In common with the illustrators working in the USA, the 1970s proved to be a challenging decade for every illustrator in Britain trying to pursue a career in magazine illustration. Television stole away advertising revenue and page counts went down. There was a decline in the interest in fiction in women’s magazines, and for some reason art directors and art editors started asking the illustrators to produce more highly finished work.
(Above and below: 1969. Weekend Telegraph — illustrations for an article by Werner von Braun.)
They also increasingly turned to photography in place of illustration.
It was also a time of personal change for Brian.
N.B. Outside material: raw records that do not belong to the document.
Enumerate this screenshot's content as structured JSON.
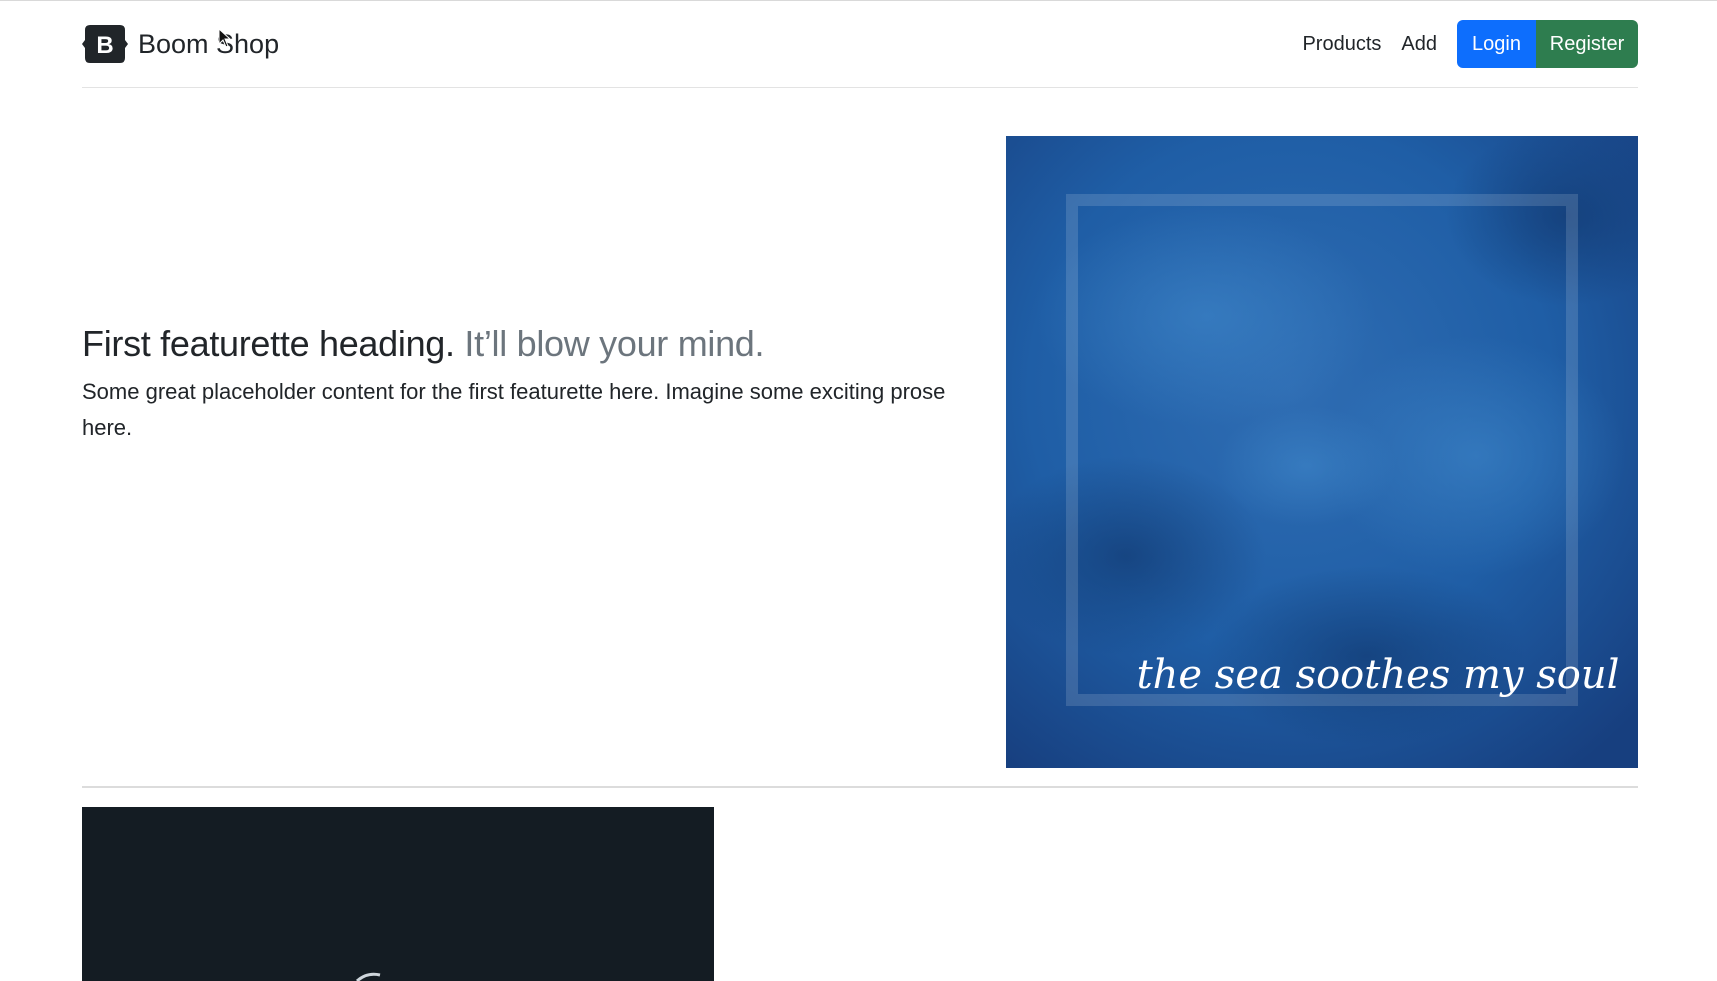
{
  "header": {
    "brand_letter": "B",
    "brand_name": "Boom Shop",
    "nav": {
      "products_label": "Products",
      "add_label": "Add",
      "login_label": "Login",
      "register_label": "Register"
    }
  },
  "feature": {
    "heading": "First featurette heading.",
    "heading_muted": "It’ll blow your mind.",
    "lead": "Some great placeholder content for the first featurette here. Imagine some exciting prose here.",
    "image_caption": "the sea soothes my soul"
  },
  "colors": {
    "primary": "#0d6efd",
    "success": "#2e7d4f",
    "muted": "#6c757d",
    "sea": "#1f5fa8",
    "dark_image": "#141c23"
  }
}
He felt that the scumbled acrylic genre (bubble and streak) illustration had run its course, and that the work of many illustrators was taking on a similar look.
(This was the last of Brian’s use of ‘bubble and streak’ (scumbled acrylic) He was surprised to discover that playwright Harold Pinter was a cricket fan.)
Knowing that figurative illustration was his forte, he began working with traditional methods, beginning with watercolour as taught to him by his earliest mentor, J C Middleton who had been art master at the school he had attended as a boy.
(Changing style: Woman's Realm 1970. This was one of his earliest published watercolours.)
At the beginning of the 1970s there was still a common belief in the graphics industry that watercolour was “wishy-washy” and did not reproduce well.
(Sample to demonstrate that watercolour need not be “wishy-washy”. This was later used on a calendar.)
Brian’s response was “You just need to charge your brush with more colour to allow for the fact that it dries a couple of tones paler than it looks when wet.”
(Double page spread for Woman’s Own.)
* Brian was very pleased with the responses he received after his first blog was kindly published by Leif Peng back in April. His e-mail address is briansanders[dot]art[at]googlemail[dot]com